(Records from a data collection)
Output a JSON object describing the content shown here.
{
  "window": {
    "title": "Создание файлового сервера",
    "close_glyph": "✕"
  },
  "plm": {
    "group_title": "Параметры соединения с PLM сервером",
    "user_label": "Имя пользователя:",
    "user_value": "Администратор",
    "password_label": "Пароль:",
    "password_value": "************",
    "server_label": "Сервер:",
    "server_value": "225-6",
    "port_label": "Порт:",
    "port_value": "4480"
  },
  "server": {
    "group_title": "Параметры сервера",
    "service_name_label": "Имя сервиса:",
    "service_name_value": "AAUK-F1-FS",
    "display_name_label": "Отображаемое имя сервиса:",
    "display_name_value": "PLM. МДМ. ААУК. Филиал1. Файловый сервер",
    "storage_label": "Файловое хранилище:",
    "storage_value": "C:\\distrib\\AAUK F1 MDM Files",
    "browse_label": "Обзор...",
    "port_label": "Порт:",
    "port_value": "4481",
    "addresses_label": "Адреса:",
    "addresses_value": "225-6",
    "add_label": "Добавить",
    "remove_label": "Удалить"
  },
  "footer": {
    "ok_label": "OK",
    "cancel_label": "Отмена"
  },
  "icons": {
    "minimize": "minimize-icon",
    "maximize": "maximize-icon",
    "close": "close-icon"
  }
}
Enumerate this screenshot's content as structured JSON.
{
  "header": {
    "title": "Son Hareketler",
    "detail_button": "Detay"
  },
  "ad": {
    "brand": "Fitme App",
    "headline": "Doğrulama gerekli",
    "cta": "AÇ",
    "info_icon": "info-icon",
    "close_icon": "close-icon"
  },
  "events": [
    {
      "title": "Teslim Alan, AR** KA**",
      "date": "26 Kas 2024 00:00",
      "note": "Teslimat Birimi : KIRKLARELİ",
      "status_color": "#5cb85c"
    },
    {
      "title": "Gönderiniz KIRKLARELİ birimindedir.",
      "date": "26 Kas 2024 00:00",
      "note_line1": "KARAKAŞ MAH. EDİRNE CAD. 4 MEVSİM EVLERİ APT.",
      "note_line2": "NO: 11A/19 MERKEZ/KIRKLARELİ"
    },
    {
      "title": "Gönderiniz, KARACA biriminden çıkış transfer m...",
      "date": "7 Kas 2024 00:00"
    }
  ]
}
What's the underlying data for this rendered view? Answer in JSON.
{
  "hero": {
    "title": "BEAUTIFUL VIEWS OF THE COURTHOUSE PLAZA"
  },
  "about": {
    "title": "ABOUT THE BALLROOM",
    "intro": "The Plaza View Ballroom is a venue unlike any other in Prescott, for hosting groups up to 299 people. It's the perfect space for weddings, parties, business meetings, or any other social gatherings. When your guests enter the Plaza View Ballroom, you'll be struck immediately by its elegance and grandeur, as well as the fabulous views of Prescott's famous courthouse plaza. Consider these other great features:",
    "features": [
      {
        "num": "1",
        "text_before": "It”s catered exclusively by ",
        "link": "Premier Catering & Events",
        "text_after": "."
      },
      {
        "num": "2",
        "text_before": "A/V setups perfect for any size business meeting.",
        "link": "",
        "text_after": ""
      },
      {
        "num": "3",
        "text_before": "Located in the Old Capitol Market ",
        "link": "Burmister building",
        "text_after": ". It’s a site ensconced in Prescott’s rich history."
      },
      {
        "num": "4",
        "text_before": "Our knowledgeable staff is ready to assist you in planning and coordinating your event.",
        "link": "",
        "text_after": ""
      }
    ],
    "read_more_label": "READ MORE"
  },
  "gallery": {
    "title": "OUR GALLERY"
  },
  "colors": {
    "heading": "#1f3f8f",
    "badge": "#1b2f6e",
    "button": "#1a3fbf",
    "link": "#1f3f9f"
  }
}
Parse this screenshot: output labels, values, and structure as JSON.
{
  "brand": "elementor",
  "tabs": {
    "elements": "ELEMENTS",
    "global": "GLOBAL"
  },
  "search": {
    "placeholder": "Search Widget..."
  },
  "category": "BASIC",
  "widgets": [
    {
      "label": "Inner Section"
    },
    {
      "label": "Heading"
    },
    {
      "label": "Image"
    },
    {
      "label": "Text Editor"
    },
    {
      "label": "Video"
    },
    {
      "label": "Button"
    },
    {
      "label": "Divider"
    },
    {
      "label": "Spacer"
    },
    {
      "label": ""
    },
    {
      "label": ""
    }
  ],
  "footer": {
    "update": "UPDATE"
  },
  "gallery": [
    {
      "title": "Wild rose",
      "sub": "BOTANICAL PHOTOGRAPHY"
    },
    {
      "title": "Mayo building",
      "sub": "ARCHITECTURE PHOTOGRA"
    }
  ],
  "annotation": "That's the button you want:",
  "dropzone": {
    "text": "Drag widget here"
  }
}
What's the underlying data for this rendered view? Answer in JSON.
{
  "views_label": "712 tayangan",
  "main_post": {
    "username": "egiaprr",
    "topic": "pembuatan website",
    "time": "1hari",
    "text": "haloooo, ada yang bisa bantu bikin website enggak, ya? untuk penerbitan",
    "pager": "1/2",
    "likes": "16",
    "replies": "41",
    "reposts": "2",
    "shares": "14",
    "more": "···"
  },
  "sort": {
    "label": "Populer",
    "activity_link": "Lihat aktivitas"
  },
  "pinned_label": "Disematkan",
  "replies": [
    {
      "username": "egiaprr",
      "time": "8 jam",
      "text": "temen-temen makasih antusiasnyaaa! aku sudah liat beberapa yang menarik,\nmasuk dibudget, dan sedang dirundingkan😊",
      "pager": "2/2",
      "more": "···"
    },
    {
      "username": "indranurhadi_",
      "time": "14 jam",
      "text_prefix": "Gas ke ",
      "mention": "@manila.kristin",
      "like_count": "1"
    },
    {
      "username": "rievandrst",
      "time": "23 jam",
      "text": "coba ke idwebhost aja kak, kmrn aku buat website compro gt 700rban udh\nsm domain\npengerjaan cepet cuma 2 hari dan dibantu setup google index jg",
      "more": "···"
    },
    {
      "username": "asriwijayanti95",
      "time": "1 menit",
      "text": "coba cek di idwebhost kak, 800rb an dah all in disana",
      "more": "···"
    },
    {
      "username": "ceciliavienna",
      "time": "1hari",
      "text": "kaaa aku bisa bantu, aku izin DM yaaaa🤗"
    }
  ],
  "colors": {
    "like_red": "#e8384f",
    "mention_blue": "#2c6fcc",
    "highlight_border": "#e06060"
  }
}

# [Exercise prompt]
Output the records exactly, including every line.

# [Response area]
Output a JSON object describing the content shown here.
{
  "window": {
    "title": "Создание файлового сервера",
    "close_glyph": "✕"
  },
  "plm": {
    "group_title": "Параметры соединения с PLM сервером",
    "user_label": "Имя пользователя:",
    "user_value": "Администратор",
    "password_label": "Пароль:",
    "password_value": "************",
    "server_label": "Сервер:",
    "server_value": "225-6",
    "port_label": "Порт:",
    "port_value": "4480"
  },
  "server": {
    "group_title": "Параметры сервера",
    "service_name_label": "Имя сервиса:",
    "service_name_value": "AAUK-F1-FS",
    "display_name_label": "Отображаемое имя сервиса:",
    "display_name_value": "PLM. МДМ. ААУК. Филиал1. Файловый сервер",
    "storage_label": "Файловое хранилище:",
    "storage_value": "C:\\distrib\\AAUK F1 MDM Files",
    "browse_label": "Обзор...",
    "port_label": "Порт:",
    "port_value": "4481",
    "addresses_label": "Адреса:",
    "addresses_value": "225-6",
    "add_label": "Добавить",
    "remove_label": "Удалить"
  },
  "footer": {
    "ok_label": "OK",
    "cancel_label": "Отмена"
  },
  "icons": {
    "minimize": "minimize-icon",
    "maximize": "maximize-icon",
    "close": "close-icon"
  }
}
Enumerate this screenshot's content as structured JSON.
{
  "header": {
    "title": "Son Hareketler",
    "detail_button": "Detay"
  },
  "ad": {
    "brand": "Fitme App",
    "headline": "Doğrulama gerekli",
    "cta": "AÇ",
    "info_icon": "info-icon",
    "close_icon": "close-icon"
  },
  "events": [
    {
      "title": "Teslim Alan, AR** KA**",
      "date": "26 Kas 2024 00:00",
      "note": "Teslimat Birimi : KIRKLARELİ",
      "status_color": "#5cb85c"
    },
    {
      "title": "Gönderiniz KIRKLARELİ birimindedir.",
      "date": "26 Kas 2024 00:00",
      "note_line1": "KARAKAŞ MAH. EDİRNE CAD. 4 MEVSİM EVLERİ APT.",
      "note_line2": "NO: 11A/19 MERKEZ/KIRKLARELİ"
    },
    {
      "title": "Gönderiniz, KARACA biriminden çıkış transfer m...",
      "date": "7 Kas 2024 00:00"
    }
  ]
}
What's the underlying data for this rendered view? Answer in JSON.
{
  "hero": {
    "title": "BEAUTIFUL VIEWS OF THE COURTHOUSE PLAZA"
  },
  "about": {
    "title": "ABOUT THE BALLROOM",
    "intro": "The Plaza View Ballroom is a venue unlike any other in Prescott, for hosting groups up to 299 people. It's the perfect space for weddings, parties, business meetings, or any other social gatherings. When your guests enter the Plaza View Ballroom, you'll be struck immediately by its elegance and grandeur, as well as the fabulous views of Prescott's famous courthouse plaza. Consider these other great features:",
    "features": [
      {
        "num": "1",
        "text_before": "It”s catered exclusively by ",
        "link": "Premier Catering & Events",
        "text_after": "."
      },
      {
        "num": "2",
        "text_before": "A/V setups perfect for any size business meeting.",
        "link": "",
        "text_after": ""
      },
      {
        "num": "3",
        "text_before": "Located in the Old Capitol Market ",
        "link": "Burmister building",
        "text_after": ". It’s a site ensconced in Prescott’s rich history."
      },
      {
        "num": "4",
        "text_before": "Our knowledgeable staff is ready to assist you in planning and coordinating your event.",
        "link": "",
        "text_after": ""
      }
    ],
    "read_more_label": "READ MORE"
  },
  "gallery": {
    "title": "OUR GALLERY"
  },
  "colors": {
    "heading": "#1f3f8f",
    "badge": "#1b2f6e",
    "button": "#1a3fbf",
    "link": "#1f3f9f"
  }
}
Parse this screenshot: output labels, values, and structure as JSON.
{
  "brand": "elementor",
  "tabs": {
    "elements": "ELEMENTS",
    "global": "GLOBAL"
  },
  "search": {
    "placeholder": "Search Widget..."
  },
  "category": "BASIC",
  "widgets": [
    {
      "label": "Inner Section"
    },
    {
      "label": "Heading"
    },
    {
      "label": "Image"
    },
    {
      "label": "Text Editor"
    },
    {
      "label": "Video"
    },
    {
      "label": "Button"
    },
    {
      "label": "Divider"
    },
    {
      "label": "Spacer"
    },
    {
      "label": ""
    },
    {
      "label": ""
    }
  ],
  "footer": {
    "update": "UPDATE"
  },
  "gallery": [
    {
      "title": "Wild rose",
      "sub": "BOTANICAL PHOTOGRAPHY"
    },
    {
      "title": "Mayo building",
      "sub": "ARCHITECTURE PHOTOGRA"
    }
  ],
  "annotation": "That's the button you want:",
  "dropzone": {
    "text": "Drag widget here"
  }
}
What's the underlying data for this rendered view? Answer in JSON.
{
  "views_label": "712 tayangan",
  "main_post": {
    "username": "egiaprr",
    "topic": "pembuatan website",
    "time": "1hari",
    "text": "haloooo, ada yang bisa bantu bikin website enggak, ya? untuk penerbitan",
    "pager": "1/2",
    "likes": "16",
    "replies": "41",
    "reposts": "2",
    "shares": "14",
    "more": "···"
  },
  "sort": {
    "label": "Populer",
    "activity_link": "Lihat aktivitas"
  },
  "pinned_label": "Disematkan",
  "replies": [
    {
      "username": "egiaprr",
      "time": "8 jam",
      "text": "temen-temen makasih antusiasnyaaa! aku sudah liat beberapa yang menarik,\nmasuk dibudget, dan sedang dirundingkan😊",
      "pager": "2/2",
      "more": "···"
    },
    {
      "username": "indranurhadi_",
      "time": "14 jam",
      "text_prefix": "Gas ke ",
      "mention": "@manila.kristin",
      "like_count": "1"
    },
    {
      "username": "rievandrst",
      "time": "23 jam",
      "text": "coba ke idwebhost aja kak, kmrn aku buat website compro gt 700rban udh\nsm domain\npengerjaan cepet cuma 2 hari dan dibantu setup google index jg",
      "more": "···"
    },
    {
      "username": "asriwijayanti95",
      "time": "1 menit",
      "text": "coba cek di idwebhost kak, 800rb an dah all in disana",
      "more": "···"
    },
    {
      "username": "ceciliavienna",
      "time": "1hari",
      "text": "kaaa aku bisa bantu, aku izin DM yaaaa🤗"
    }
  ],
  "colors": {
    "like_red": "#e8384f",
    "mention_blue": "#2c6fcc",
    "highlight_border": "#e06060"
  }
}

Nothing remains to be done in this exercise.